Injured Vikings RB Peterson seen running sprints at practice facility
In this Sept. 18, 2016, file photo, Minnesota Vikings running back Adrian Peterson warms up before an NFL football game against the Green Bay Packers, in Minneapolis. Vikings running back Adrian Peterson is moving forward in the recovery from surgery on his right knee. Peterson ran some short sprints in the team's indoor facility on Tuesday, Nov. 29, 2016, while the athletic training staff supervised and his teammates went through practice. (AP Photo/Andy Clayton-King, File)
Dave Campbell, The Associated Press
Published Tuesday, November 29, 2016 5:10PM EST
EDEN PRAIRIE, Minn. -- Minnesota Vikings running back Adrian Peterson is moving forward in the recovery from surgery on his right knee.
Peterson was seen running some short sprints in the team's indoor facility on Tuesday, while the athletic training staff supervised and his teammates went through practice on the field. With five games remaining in the regular season, there's no timetable for Peterson's return, but the four-time All-Pro pick could be ready sometime in December.
Coach Mike Zimmer has consistently refused to entertain any speculation about whether the Vikings might have the franchise's all-time leading rusher in the backfield again this year, but when pressed on the topic by reporters he acknowledged that Peterson was "probably ahead of schedule" in his rehabilitation. Zimmer said the running session, which took place during the portion of practice that was open to the media, was not the first for Peterson.
"He looked good to me," cornerback Captain Munnerlyn said. "I'm just amazed at the things that he can do. Other people with that injury, it might take them four to six months, but this guy he's ready to roll. I think he'll be back, and he's definitely going to help this team."
Peterson previously beat expectations to recover from surgery to repair a torn ACL and MCL in his left knee and joined the Vikings for the 2012 season opener.

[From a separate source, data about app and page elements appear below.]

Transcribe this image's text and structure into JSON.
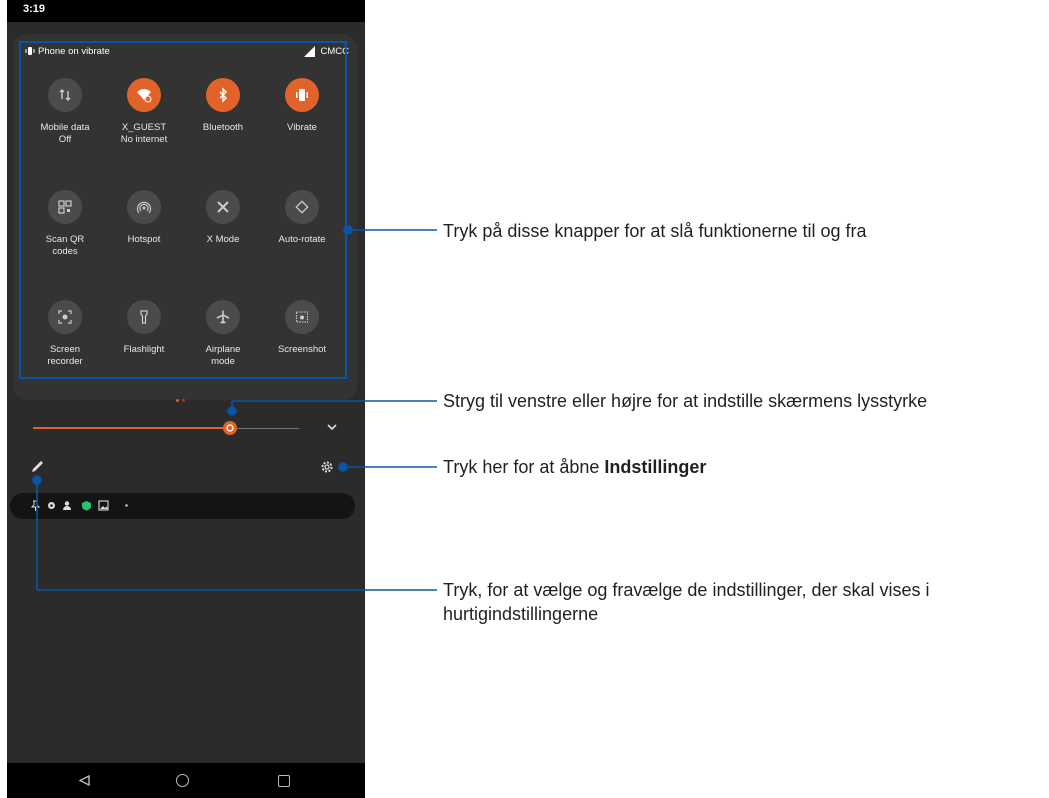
{
  "status_bar": {
    "time": "3:19"
  },
  "quick_settings": {
    "vibrate_status": "Phone on vibrate",
    "carrier": "CMCC",
    "tiles": [
      {
        "label": "Mobile data",
        "sublabel": "Off",
        "state": "off",
        "icon": "mobile-data-icon"
      },
      {
        "label": "X_GUEST",
        "sublabel": "No internet",
        "state": "on",
        "icon": "wifi-icon"
      },
      {
        "label": "Bluetooth",
        "sublabel": "",
        "state": "on",
        "icon": "bluetooth-icon"
      },
      {
        "label": "Vibrate",
        "sublabel": "",
        "state": "on",
        "icon": "vibrate-icon"
      },
      {
        "label": "Scan QR",
        "sublabel": "codes",
        "state": "off",
        "icon": "qr-code-icon"
      },
      {
        "label": "Hotspot",
        "sublabel": "",
        "state": "off",
        "icon": "hotspot-icon"
      },
      {
        "label": "X Mode",
        "sublabel": "",
        "state": "off",
        "icon": "x-mode-icon"
      },
      {
        "label": "Auto-rotate",
        "sublabel": "",
        "state": "off",
        "icon": "auto-rotate-icon"
      },
      {
        "label": "Screen",
        "sublabel": "recorder",
        "state": "off",
        "icon": "screen-recorder-icon"
      },
      {
        "label": "Flashlight",
        "sublabel": "",
        "state": "off",
        "icon": "flashlight-icon"
      },
      {
        "label": "Airplane",
        "sublabel": "mode",
        "state": "off",
        "icon": "airplane-icon"
      },
      {
        "label": "Screenshot",
        "sublabel": "",
        "state": "off",
        "icon": "screenshot-icon"
      }
    ],
    "page_indicator": {
      "pages": 2,
      "current": 1
    }
  },
  "brightness": {
    "level": 0.74
  },
  "colors": {
    "accent": "#e2632a",
    "highlight": "#0b55a6",
    "panel": "#333333"
  },
  "callouts": {
    "tiles": "Tryk på disse knapper for at slå funktionerne til og fra",
    "brightness": "Stryg til venstre eller højre for at indstille skærmens lysstyrke",
    "settings_prefix": "Tryk her for at åbne ",
    "settings_bold": "Indstillinger",
    "edit_line1": "Tryk, for at vælge og fravælge de indstillinger, der skal vises i",
    "edit_line2": "hurtigindstillingerne"
  }
}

He went on to rush for 2,097 yards that year and win the NFL MVP award.
The Vikings (6-5) are last in the NFL in rushing with 71.1 yards per game and 2.8 yards per attempt, with particular trouble in short-yardage situations that haunted them in a few of their losses. Even behind an injury-ravaged offensive line that has struggled to open holes all season, adding Peterson to the anemic attack wouldn't hurt. His presence, at least, would be a morale boost for a team desperately trying to stop a slide after a 5-0 start.
"We'll worry about all that when that happens," Zimmer said. "Right now, we have to focus on Dallas."

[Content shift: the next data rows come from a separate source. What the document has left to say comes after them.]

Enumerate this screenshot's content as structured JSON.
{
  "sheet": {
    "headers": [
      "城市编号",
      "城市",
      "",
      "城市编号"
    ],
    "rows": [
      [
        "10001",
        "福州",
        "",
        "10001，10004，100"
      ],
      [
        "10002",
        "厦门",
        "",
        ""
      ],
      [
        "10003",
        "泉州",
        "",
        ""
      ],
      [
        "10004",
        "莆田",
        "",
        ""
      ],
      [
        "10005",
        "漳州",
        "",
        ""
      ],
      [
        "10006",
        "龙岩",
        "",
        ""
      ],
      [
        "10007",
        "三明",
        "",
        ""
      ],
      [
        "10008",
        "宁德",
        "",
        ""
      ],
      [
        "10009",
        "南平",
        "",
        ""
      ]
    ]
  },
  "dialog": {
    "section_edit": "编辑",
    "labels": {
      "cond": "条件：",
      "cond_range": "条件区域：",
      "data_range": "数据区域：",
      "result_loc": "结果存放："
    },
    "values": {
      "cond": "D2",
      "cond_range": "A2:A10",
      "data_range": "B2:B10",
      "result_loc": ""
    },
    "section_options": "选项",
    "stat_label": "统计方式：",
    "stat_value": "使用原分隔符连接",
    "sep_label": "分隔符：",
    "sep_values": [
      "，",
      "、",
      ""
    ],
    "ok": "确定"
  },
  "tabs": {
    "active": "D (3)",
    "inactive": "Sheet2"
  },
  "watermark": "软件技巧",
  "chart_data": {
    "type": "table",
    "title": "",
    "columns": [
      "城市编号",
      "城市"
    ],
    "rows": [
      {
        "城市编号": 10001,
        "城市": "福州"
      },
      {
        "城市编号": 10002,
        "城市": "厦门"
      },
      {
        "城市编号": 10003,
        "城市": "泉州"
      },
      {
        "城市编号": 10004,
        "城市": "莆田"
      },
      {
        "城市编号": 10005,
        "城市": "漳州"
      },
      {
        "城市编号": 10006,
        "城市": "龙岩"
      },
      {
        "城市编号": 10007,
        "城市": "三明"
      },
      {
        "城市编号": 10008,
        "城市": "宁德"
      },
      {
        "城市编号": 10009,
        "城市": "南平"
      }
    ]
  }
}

The Vikings host the league-leading Cowboys (10-1) on Thursday.
Peterson rushed for a paltry 50 yards on 31 carries in two games before tearing his meniscus against Green Bay on Sept. 18 and had surgery four days later. If he were to return for the game against Indianapolis on Dec. 18, that would be a little less than three months from the operation. The rematch with the Packers on the road is on Dec. 24, the five-year anniversary of the ACL and MCL injury to his left knee.
Peterson's teammates were predictably excited, speaking with more certainty than hope.

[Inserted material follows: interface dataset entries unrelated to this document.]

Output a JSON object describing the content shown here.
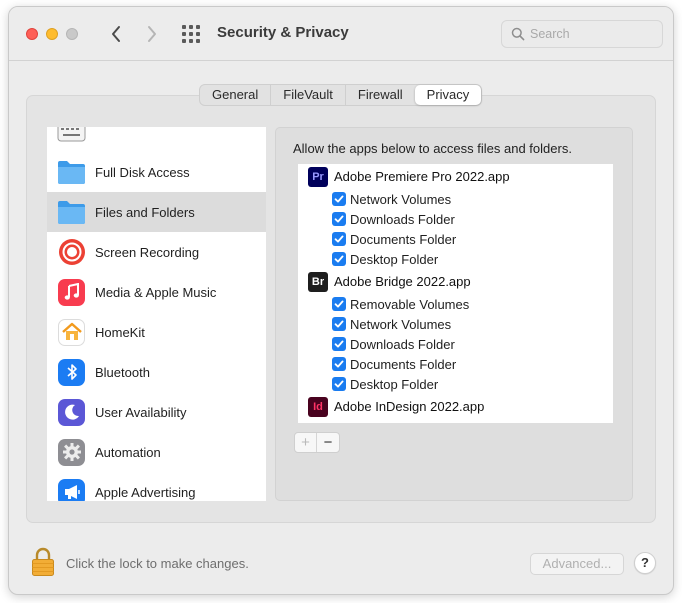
{
  "window": {
    "title": "Security & Privacy",
    "search": {
      "placeholder": "Search",
      "value": ""
    }
  },
  "tabs": [
    {
      "label": "General",
      "active": false
    },
    {
      "label": "FileVault",
      "active": false
    },
    {
      "label": "Firewall",
      "active": false
    },
    {
      "label": "Privacy",
      "active": true
    }
  ],
  "sidebar": {
    "items": [
      {
        "label": "",
        "icon": "keyboard-icon"
      },
      {
        "label": "Full Disk Access",
        "icon": "folder-icon"
      },
      {
        "label": "Files and Folders",
        "icon": "folder-icon",
        "selected": true
      },
      {
        "label": "Screen Recording",
        "icon": "screen-recording-icon"
      },
      {
        "label": "Media & Apple Music",
        "icon": "music-note-icon"
      },
      {
        "label": "HomeKit",
        "icon": "home-icon"
      },
      {
        "label": "Bluetooth",
        "icon": "bluetooth-icon"
      },
      {
        "label": "User Availability",
        "icon": "moon-icon"
      },
      {
        "label": "Automation",
        "icon": "gear-icon"
      },
      {
        "label": "Apple Advertising",
        "icon": "megaphone-icon"
      }
    ]
  },
  "panel": {
    "header": "Allow the apps below to access files and folders.",
    "apps": [
      {
        "name": "Adobe Premiere Pro 2022.app",
        "badge": "Pr",
        "badge_bg": "#00005b",
        "badge_fg": "#9999ff",
        "permissions": [
          {
            "label": "Network Volumes",
            "checked": true
          },
          {
            "label": "Downloads Folder",
            "checked": true
          },
          {
            "label": "Documents Folder",
            "checked": true
          },
          {
            "label": "Desktop Folder",
            "checked": true
          }
        ]
      },
      {
        "name": "Adobe Bridge 2022.app",
        "badge": "Br",
        "badge_bg": "#1e1e1e",
        "badge_fg": "#ffffff",
        "permissions": [
          {
            "label": "Removable Volumes",
            "checked": true
          },
          {
            "label": "Network Volumes",
            "checked": true
          },
          {
            "label": "Downloads Folder",
            "checked": true
          },
          {
            "label": "Documents Folder",
            "checked": true
          },
          {
            "label": "Desktop Folder",
            "checked": true
          }
        ]
      },
      {
        "name": "Adobe InDesign 2022.app",
        "badge": "Id",
        "badge_bg": "#49021f",
        "badge_fg": "#ff3366",
        "permissions": []
      }
    ],
    "add_label": "+",
    "remove_label": "−"
  },
  "footer": {
    "lock_text": "Click the lock to make changes.",
    "advanced_label": "Advanced...",
    "help_label": "?"
  },
  "colors": {
    "accent": "#1a7cf0",
    "window_bg": "#ececec",
    "selection_bg": "#dcdcdc"
  }
}
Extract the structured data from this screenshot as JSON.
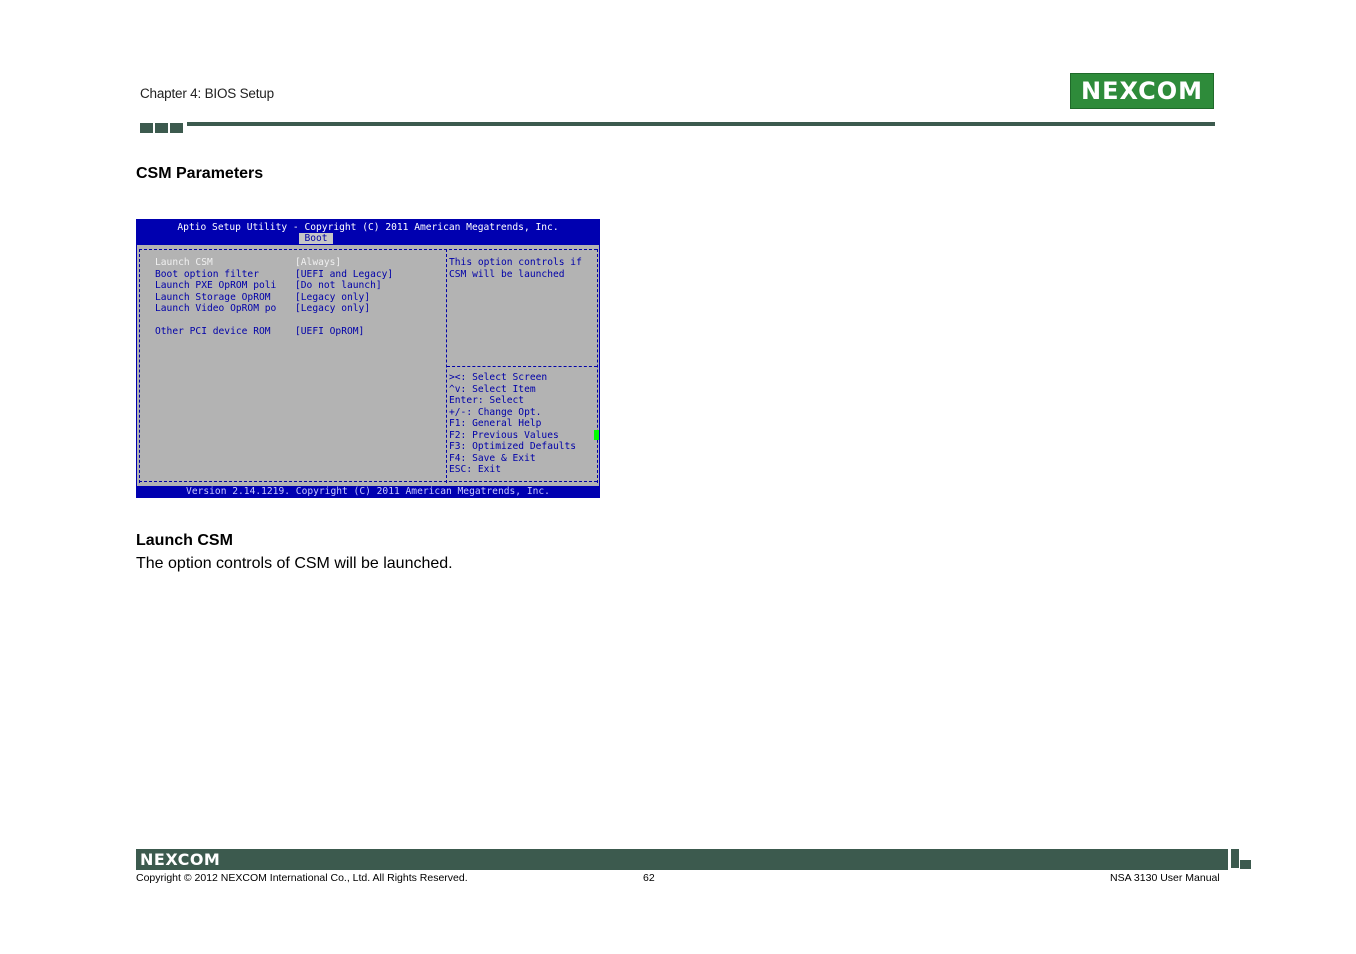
{
  "header": {
    "chapter": "Chapter 4: BIOS Setup",
    "logo": "NEXCOM"
  },
  "section": {
    "title": "CSM Parameters"
  },
  "bios": {
    "title": "Aptio Setup Utility - Copyright (C) 2011 American Megatrends, Inc.",
    "tab": "Boot",
    "items": [
      {
        "label": "Launch CSM",
        "value": "[Always]"
      },
      {
        "label": "Boot option filter",
        "value": "[UEFI and Legacy]"
      },
      {
        "label": "Launch PXE OpROM poli",
        "value": "[Do not launch]"
      },
      {
        "label": "Launch Storage OpROM",
        "value": "[Legacy only]"
      },
      {
        "label": "Launch Video OpROM po",
        "value": "[Legacy only]"
      },
      {
        "label": "Other PCI device ROM",
        "value": "[UEFI OpROM]"
      }
    ],
    "help": [
      "This option controls if",
      "CSM will be launched"
    ],
    "keys": [
      "><: Select Screen",
      "^v: Select Item",
      "Enter: Select",
      "+/-: Change Opt.",
      "F1: General Help",
      "F2: Previous Values",
      "F3: Optimized Defaults",
      "F4: Save & Exit",
      "ESC: Exit"
    ],
    "version": "Version 2.14.1219. Copyright (C) 2011 American Megatrends, Inc."
  },
  "launch_csm": {
    "title": "Launch CSM",
    "description": "The option controls of CSM will be launched."
  },
  "footer": {
    "logo": "NEXCOM",
    "copyright": "Copyright © 2012 NEXCOM International Co., Ltd. All Rights Reserved.",
    "page": "62",
    "manual": "NSA 3130 User Manual"
  },
  "colors": {
    "brand_green": "#2e8b3a",
    "bar_dark": "#3c5a4e",
    "bios_blue": "#0000b0",
    "bios_gray": "#b3b3b3"
  }
}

"He looked good, and it kind of caught me off guard," left guard Alex Boone said. "We were doing a little walkthrough, and he was running around. We look forward to his return."
Munnerlyn and safety Harrison Smith, both dealing with ankle injuries, returned to practice on a limited basis on Tuesday. So did linebacker Chad Greenway after the birth of his daughter. Linebacker Eric Kendricks (hip), wide receiver Stefon Diggs (knee), quarterback Sam Bradford (ankle) and defensive end Everson Griffen (shoulder) were limited participants but should also be good to go for Thursday. Center Joe Berger (concussion) and punt returner Marcus Sherels (ribs) are the two key players likely to miss the game.